— Activity —
Identify all lines of the data containing the string "Speed" and copy them.

[Stored items from a collection]
^^^^
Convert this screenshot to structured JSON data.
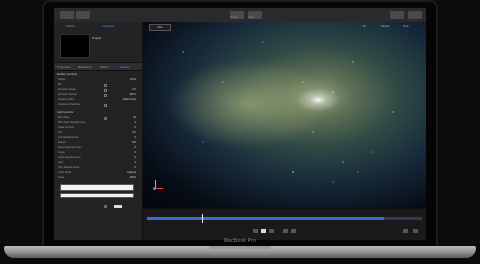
{
  "window": {
    "toolbar_left": "Library",
    "toolbar_right": "Inspector",
    "toolbar_hud_labels": [
      "Share",
      "HUD"
    ]
  },
  "browser": {
    "tabs": [
      "Library",
      "Inspector"
    ],
    "project_name": "Project"
  },
  "inspector": {
    "tabs": [
      "Properties",
      "Behaviors",
      "Filters",
      "Emitter"
    ],
    "active_tab": "Emitter",
    "section_1": "Emitter Controls",
    "rows_1": [
      {
        "label": "Shape",
        "value": "Point"
      },
      {
        "label": "3D",
        "value": ""
      },
      {
        "label": "Emission Angle",
        "value": "0.0"
      },
      {
        "label": "Emission Range",
        "value": "360.0"
      },
      {
        "label": "Render Order",
        "value": "Oldest First"
      },
      {
        "label": "Interleave Particles",
        "value": ""
      }
    ],
    "section_2": "Cell Controls",
    "rows_2": [
      {
        "label": "Birth Rate",
        "value": "30"
      },
      {
        "label": "Birth Rate Randomness",
        "value": "0"
      },
      {
        "label": "Initial Number",
        "value": "0"
      },
      {
        "label": "Life",
        "value": "5.0"
      },
      {
        "label": "Life Randomness",
        "value": "0"
      },
      {
        "label": "Speed",
        "value": "100"
      },
      {
        "label": "Speed Randomness",
        "value": "0"
      },
      {
        "label": "Angle",
        "value": "0"
      },
      {
        "label": "Angle Randomness",
        "value": "0"
      },
      {
        "label": "Spin",
        "value": "0"
      },
      {
        "label": "Spin Randomness",
        "value": "0"
      },
      {
        "label": "Color Mode",
        "value": "Original"
      },
      {
        "label": "Scale",
        "value": "100%"
      }
    ]
  },
  "canvas": {
    "view_menu": "View",
    "zoom": "Fit",
    "render": "Render",
    "view": "View"
  },
  "timeline": {
    "progress": 0.86,
    "playhead": 0.2
  },
  "device": {
    "brand": "MacBook Pro"
  },
  "colors": {
    "accent": "#3a9cff",
    "timeline_fill": "#3b6bd6"
  }
}
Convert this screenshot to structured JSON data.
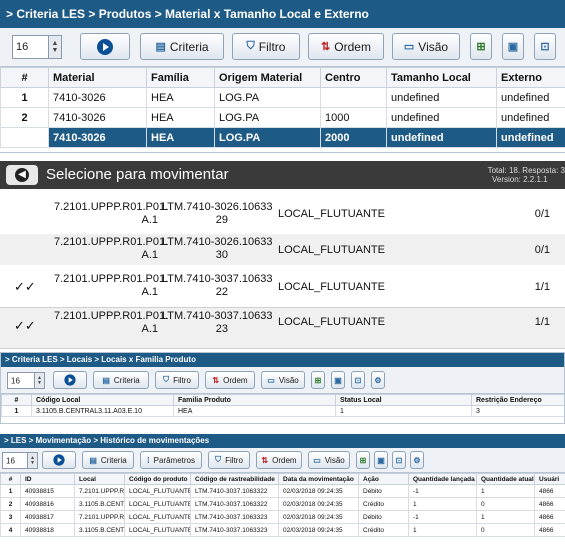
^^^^
— Completed task —
        "label": "Speed",
        "label": "Speed Randomness",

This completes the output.